Results of a key element of a Welsh Government across-Wales survey into animal health and welfare biosecurity have disappointed Christianne Glossop, the Chief Veterinary Officer for Wales.
“While it is positive that approximately two thirds of respondents felt biosecurity was very important, it does concern me that one third of the respondents felt it was only fairly or not important at all,” she said today (Wednesday, March 2).
“As we continue to work through this campaign I will be looking to see how best to get this message across.
“I would also call on those farmers who feel that biosecurity is important to demonstrate good practice.
“We all have a role to play in minimising the risks posed by disease threats to the industry,” she added.
“With this in mind, I was pleased to see that well over half of the respondents felt that they could be doing more to improve their biosecurity practices on farm.
“This indicates to me that there is a willingness within the industry to do more.
“It was also interesting to see what respondents felt were the main barriers to implementing good biosecurity practices on farm.
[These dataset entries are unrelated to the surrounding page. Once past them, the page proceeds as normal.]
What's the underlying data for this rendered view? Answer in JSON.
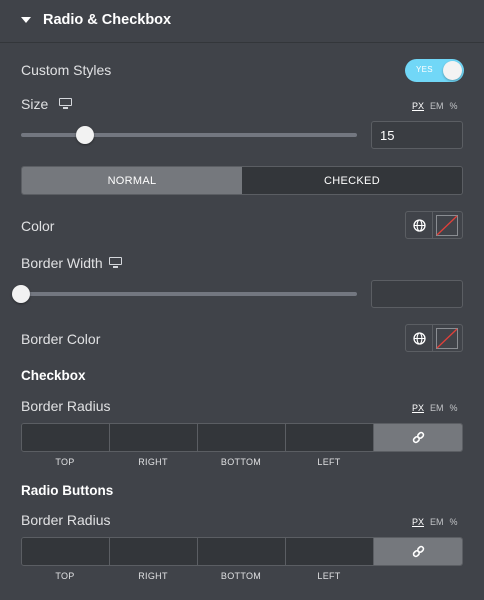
{
  "section": {
    "title": "Radio & Checkbox"
  },
  "custom_styles": {
    "label": "Custom Styles",
    "toggle_text": "YES",
    "enabled": true
  },
  "size": {
    "label": "Size",
    "units": [
      "PX",
      "EM",
      "%"
    ],
    "active_unit": "PX",
    "value": "15"
  },
  "tabs": [
    {
      "label": "NORMAL",
      "active": true
    },
    {
      "label": "CHECKED",
      "active": false
    }
  ],
  "color": {
    "label": "Color"
  },
  "border_width": {
    "label": "Border Width",
    "value": ""
  },
  "border_color": {
    "label": "Border Color"
  },
  "checkbox": {
    "heading": "Checkbox",
    "radius_label": "Border Radius",
    "units": [
      "PX",
      "EM",
      "%"
    ],
    "sides": [
      "TOP",
      "RIGHT",
      "BOTTOM",
      "LEFT"
    ]
  },
  "radio": {
    "heading": "Radio Buttons",
    "radius_label": "Border Radius",
    "units": [
      "PX",
      "EM",
      "%"
    ],
    "sides": [
      "TOP",
      "RIGHT",
      "BOTTOM",
      "LEFT"
    ]
  },
  "colors": {
    "toggle_on": "#71d7f7",
    "background": "#404349",
    "tab_active": "#75787d",
    "clear_swatch_line": "#e0403a"
  }
}
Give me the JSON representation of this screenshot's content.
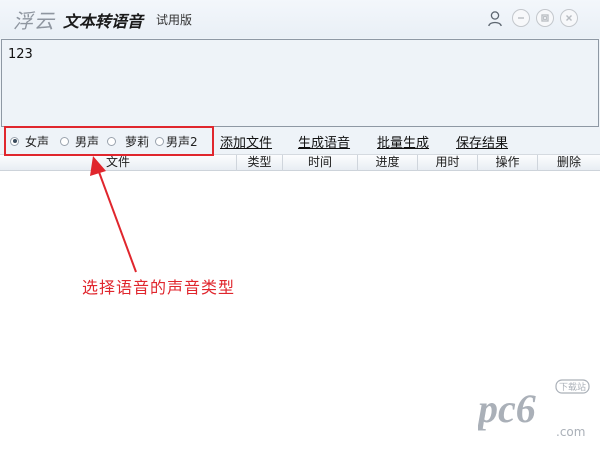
{
  "window": {
    "logo_text": "浮云",
    "app_name": "文本转语音",
    "edition": "试用版"
  },
  "icons": {
    "user": "user-icon",
    "minimize": "minimize-icon",
    "maximize": "maximize-icon",
    "close": "close-icon",
    "arrow": "annotation-arrow-icon"
  },
  "editor": {
    "value": "123"
  },
  "voices": {
    "options": [
      {
        "label": "女声",
        "selected": true
      },
      {
        "label": "男声",
        "selected": false
      },
      {
        "label": "萝莉",
        "selected": false
      },
      {
        "label": "男声2",
        "selected": false
      }
    ]
  },
  "actions": {
    "add_file": "添加文件",
    "generate": "生成语音",
    "batch": "批量生成",
    "save": "保存结果"
  },
  "table": {
    "columns": [
      "文件",
      "类型",
      "时间",
      "进度",
      "用时",
      "操作",
      "删除"
    ],
    "rows": []
  },
  "annotation": {
    "text": "选择语音的声音类型"
  },
  "watermark": {
    "brand": "pc6",
    "badge": "下载站",
    "domain": ".com"
  },
  "colors": {
    "annotation": "#e0262d",
    "background": "#eef3f8",
    "watermark": "#9aa0a8"
  }
}
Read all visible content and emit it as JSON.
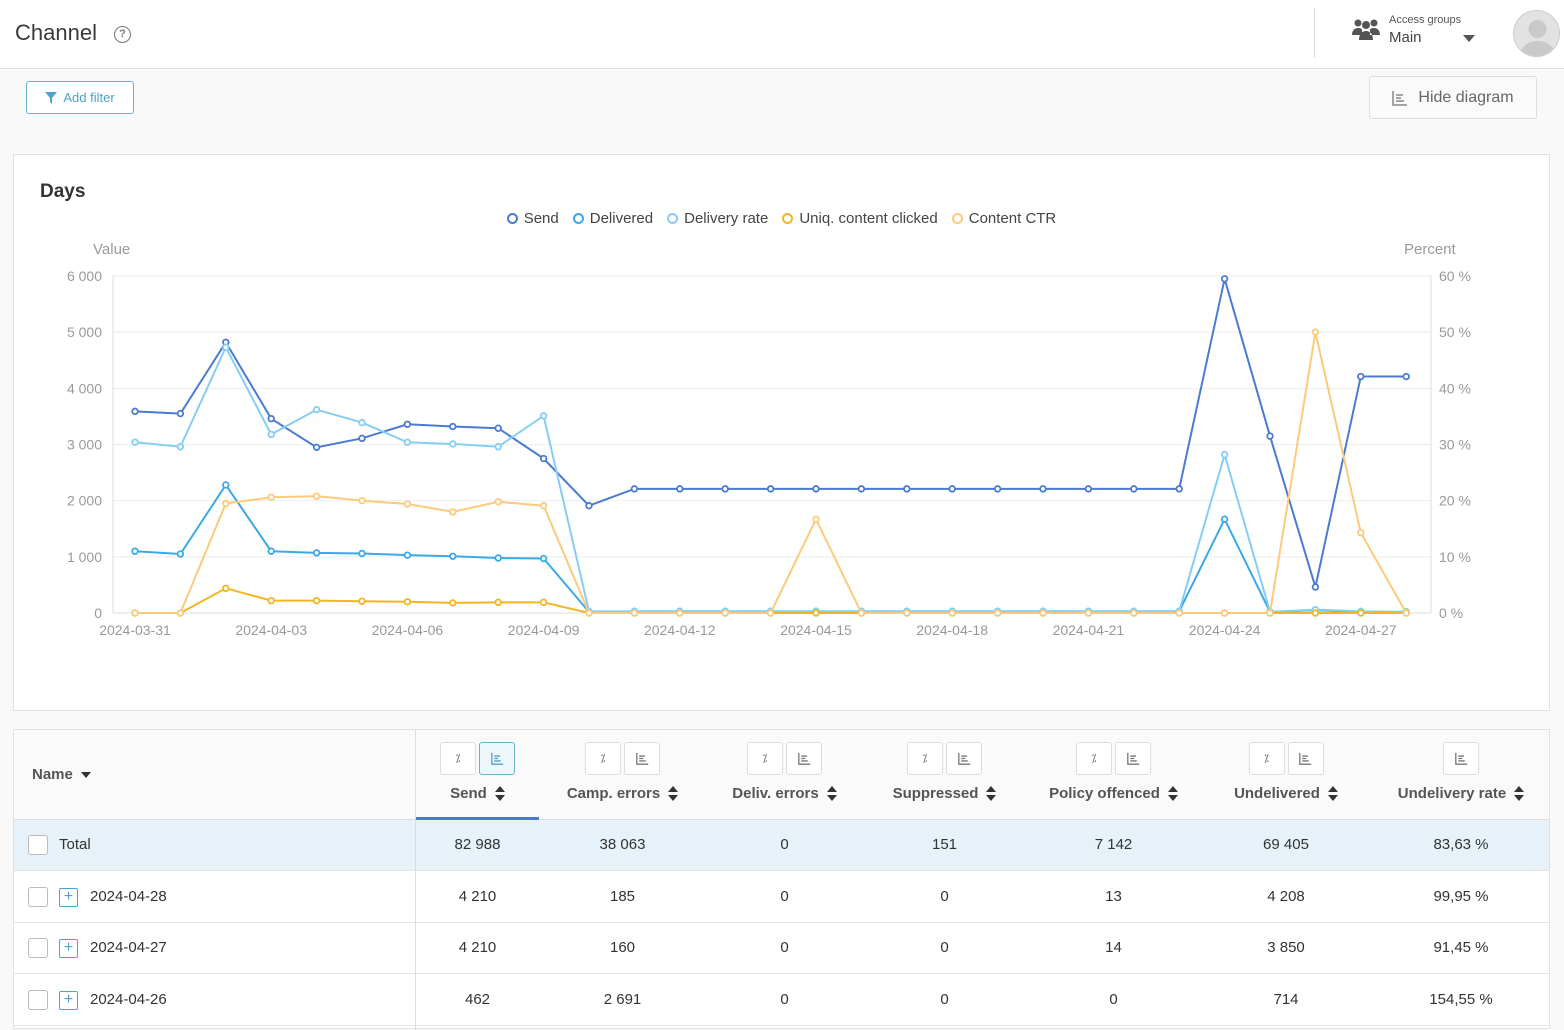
{
  "header": {
    "title": "Channel",
    "access_groups_label": "Access groups",
    "access_group_value": "Main"
  },
  "toolbar": {
    "add_filter": "Add filter",
    "hide_diagram": "Hide diagram"
  },
  "chart_data": {
    "type": "line",
    "title": "Days",
    "ylabel": "Value",
    "y2label": "Percent",
    "ylim": [
      0,
      6000
    ],
    "y2lim": [
      0,
      60
    ],
    "yticks": [
      "0",
      "1 000",
      "2 000",
      "3 000",
      "4 000",
      "5 000",
      "6 000"
    ],
    "y2ticks": [
      "0 %",
      "10 %",
      "20 %",
      "30 %",
      "40 %",
      "50 %",
      "60 %"
    ],
    "xtick_labels": [
      "2024-03-31",
      "2024-04-03",
      "2024-04-06",
      "2024-04-09",
      "2024-04-12",
      "2024-04-15",
      "2024-04-18",
      "2024-04-21",
      "2024-04-24",
      "2024-04-27"
    ],
    "x": [
      "2024-03-31",
      "2024-04-01",
      "2024-04-02",
      "2024-04-03",
      "2024-04-04",
      "2024-04-05",
      "2024-04-06",
      "2024-04-07",
      "2024-04-08",
      "2024-04-09",
      "2024-04-10",
      "2024-04-11",
      "2024-04-12",
      "2024-04-13",
      "2024-04-14",
      "2024-04-15",
      "2024-04-16",
      "2024-04-17",
      "2024-04-18",
      "2024-04-19",
      "2024-04-20",
      "2024-04-21",
      "2024-04-22",
      "2024-04-23",
      "2024-04-24",
      "2024-04-25",
      "2024-04-26",
      "2024-04-27",
      "2024-04-28"
    ],
    "grid": true,
    "legend_position": "top",
    "series": [
      {
        "name": "Send",
        "axis": "left",
        "color": "#4a7bd0",
        "values": [
          3590,
          3550,
          4820,
          3460,
          2950,
          3110,
          3360,
          3320,
          3290,
          2750,
          1910,
          2210,
          2210,
          2210,
          2210,
          2210,
          2210,
          2210,
          2210,
          2210,
          2210,
          2210,
          2210,
          2210,
          5950,
          3150,
          462,
          4210,
          4210
        ]
      },
      {
        "name": "Delivered",
        "axis": "left",
        "color": "#3aa9e8",
        "values": [
          1100,
          1050,
          2280,
          1100,
          1070,
          1060,
          1030,
          1010,
          980,
          970,
          20,
          30,
          30,
          30,
          30,
          30,
          30,
          30,
          30,
          30,
          30,
          30,
          30,
          30,
          1670,
          20,
          50,
          20,
          20
        ]
      },
      {
        "name": "Delivery rate",
        "axis": "right",
        "color": "#86cdf3",
        "values": [
          30.4,
          29.6,
          47.3,
          31.8,
          36.2,
          33.9,
          30.4,
          30.1,
          29.6,
          35.1,
          0.3,
          0.3,
          0.3,
          0.3,
          0.3,
          0.3,
          0.3,
          0.3,
          0.3,
          0.3,
          0.3,
          0.3,
          0.3,
          0.3,
          28.2,
          0.2,
          0.6,
          0.3,
          0.2
        ]
      },
      {
        "name": "Uniq. content clicked",
        "axis": "left",
        "color": "#f2b622",
        "values": [
          0,
          0,
          440,
          220,
          220,
          210,
          200,
          180,
          190,
          190,
          0,
          0,
          0,
          0,
          0,
          0,
          0,
          0,
          0,
          0,
          0,
          0,
          0,
          0,
          0,
          0,
          0,
          0,
          0
        ]
      },
      {
        "name": "Content CTR",
        "axis": "right",
        "color": "#fdc97a",
        "values": [
          0,
          0,
          19.5,
          20.6,
          20.8,
          20.0,
          19.4,
          18.0,
          19.8,
          19.1,
          0,
          0,
          0,
          0,
          0,
          16.7,
          0,
          0,
          0,
          0,
          0,
          0,
          0,
          0,
          0,
          0,
          50,
          14.3,
          0
        ]
      }
    ]
  },
  "table": {
    "name_header": "Name",
    "columns": [
      {
        "label": "Send",
        "active": true
      },
      {
        "label": "Camp. errors"
      },
      {
        "label": "Deliv. errors"
      },
      {
        "label": "Suppressed"
      },
      {
        "label": "Policy offenced"
      },
      {
        "label": "Undelivered"
      },
      {
        "label": "Undelivery rate",
        "chart_only": true
      }
    ],
    "percent_btn": "⁒",
    "rows": [
      {
        "name": "Total",
        "total": true,
        "values": [
          "82 988",
          "38 063",
          "0",
          "151",
          "7 142",
          "69 405",
          "83,63 %"
        ]
      },
      {
        "name": "2024-04-28",
        "values": [
          "4 210",
          "185",
          "0",
          "0",
          "13",
          "4 208",
          "99,95 %"
        ]
      },
      {
        "name": "2024-04-27",
        "values": [
          "4 210",
          "160",
          "0",
          "0",
          "14",
          "3 850",
          "91,45 %"
        ]
      },
      {
        "name": "2024-04-26",
        "values": [
          "462",
          "2 691",
          "0",
          "0",
          "0",
          "714",
          "154,55 %"
        ]
      }
    ]
  }
}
“They are identified as having inadequate knowledge, more important priorities and cost so it will be really important to consider the cost/ benefit analysis of disease on farm versus the cost of implementing biosecurity practices to demonstrate value for money.
“In addition, I will be looking to see how best we can use the new Farming Connect service to help provide farmers with the knowledge and information needed.”
She said other themes raised through the comments covered informed purchasing and quarantine units and work on these areas was been progressing.